1 Thessalonians 5:21 “Prove all things; hold fast that which is good.”

I’ve always been fascinated at how the word of the Lord provides just the right verse, or passage needed for any given situation. Today’s example is case in point! It’s important, beloved, to show the dear Mormon why their canon is flawed. Equally important is the method of how we’re to share this important info.

There’s a passage in the BoM you can lovingly share with a Mormon showing why their canon wasn’t inspired of God. There’s simply no way events in Helaman took place and were repeated in the 19th century in Joe Smith’s backyard.

Early in the 19th century, America took a huge risk by investing $7m to a venture many called ‘Clinton’s Folly’, or ‘Clinton’s Big Ditch’. In the end it turned out to be one of the best investments this country has ever known.

On July 4, 1817 NY Governor Dewitt Clinton put the first spade to the dirt marking the beginning of NY’s future as a world financial capital. Being dubbed the ‘wedding of the waters’, or ‘river of gold’, it was completed in October 1825. The cost was worth its weight in gold by reducing both transportation time and costs for goods by 75%.

Instead of relying on pack mules to carry loads of grain from farm to table, products were now loaded onto carts and placed on ferries. It was the first major interior transportation highway for America, and it also served as a major tourist attraction at the time. Within a decade it had paid for itself.

Not long into the construction of America’s new waterway system, an unexpected caveat awaited discovery…


Lining the walls of the canal necessitated the use of some type of concrete or its equivalent, making this on their list of must-haves. However, in order to even make cement, limestone and a large amount of a combustible fuel, are both needed.

Their worry was short-lived because at the beginning of DeWitt’s grand scheme, limestone was discovered, and plenty of it. In this case, the trees being rooted out of their soil served as the much needed requirement for the combustible fuel source. Burning the limestone down to decompose it, served as the needed ingredient to make cement. This whole process is known as calcination.

With our mini history and chemistry lessons behind us, we have a question.

Foregoing the grammar issues in this BoM passage, why did Helaman state they made cement houses because they didn’t have enough wood?

Do  you find it odd this took place in Smith’s neighborhood, and somehow the same materials found their way into the BoM? Why, or why not?
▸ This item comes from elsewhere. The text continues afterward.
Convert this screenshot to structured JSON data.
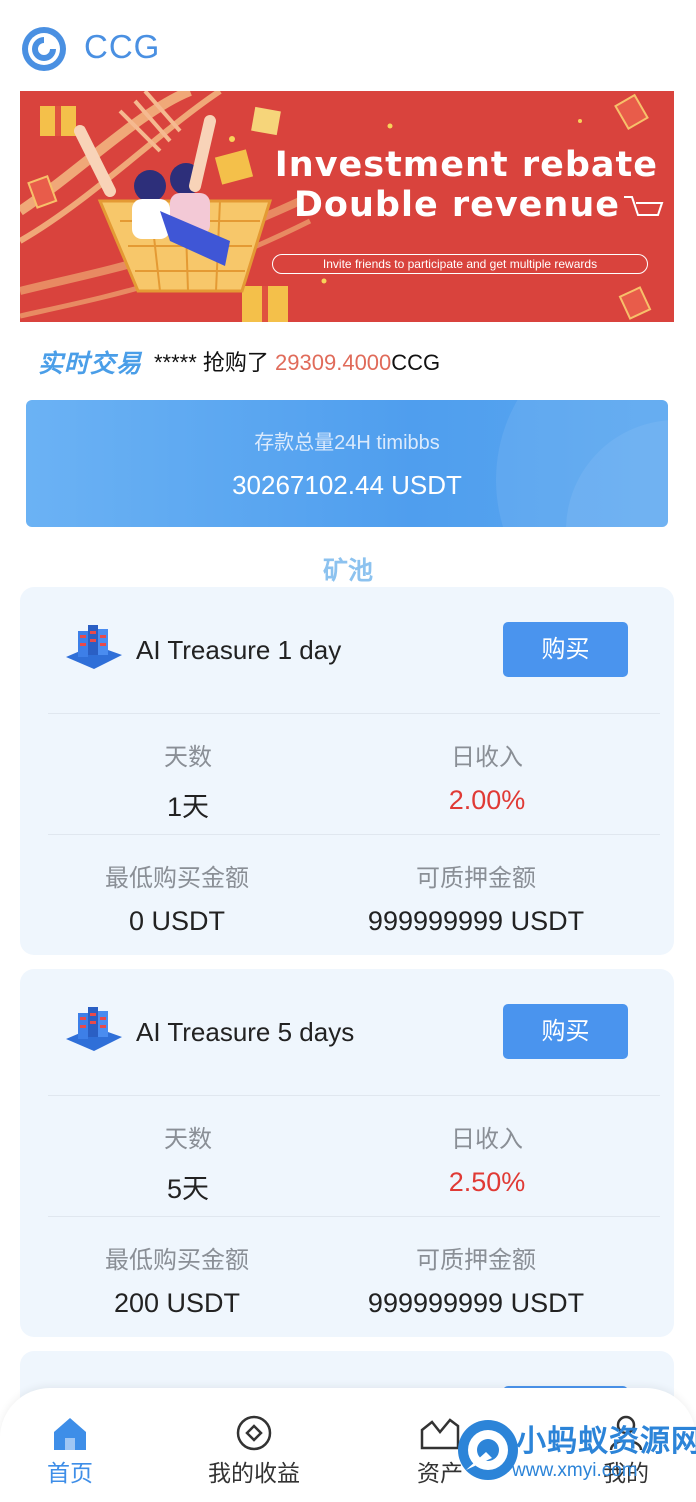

Helaman 3:6-11; “And now no part of the land was desolate, save it were for timber; but because of the greatness of the destruction of the people who had before inhabited the land it was called desolate.
7 And there being but little timber upon the face of the land, nevertheless the people who went forth became exceedingly expert in the working of cement; therefore they did build houses of cement, in the which they did dwell.
8 And it came to pass that they did multiply and spread, and did go forth from the land southward to the land northward, and did spread insomuch that they began to cover the face of the whole earth, from the sea south to the sea north, from the sea west to the sea east.
9 And the people who were in the land northward did dwell in tents, and in houses of cement, and they did suffer whatsoever tree should spring up upon the face of the land that it should grow up, that in time they might have timber to build their houses, yea, their cities, and their temples, and their synagogues, and their sanctuaries, and all manner of their buildings.
10 And it came to pass as timber was exceedingly scarce in the land northward, they did send forth much by the way of shipping.
11 And thus they did enable the people in the land northward that they might build many cities, both of wood and of cement.” [emp. mine]

For other issues about cement, and other problems in Joe Smith’s gospel, see Book of Mormon Artifacts and Metallurgy and Coincidences in Mormonism.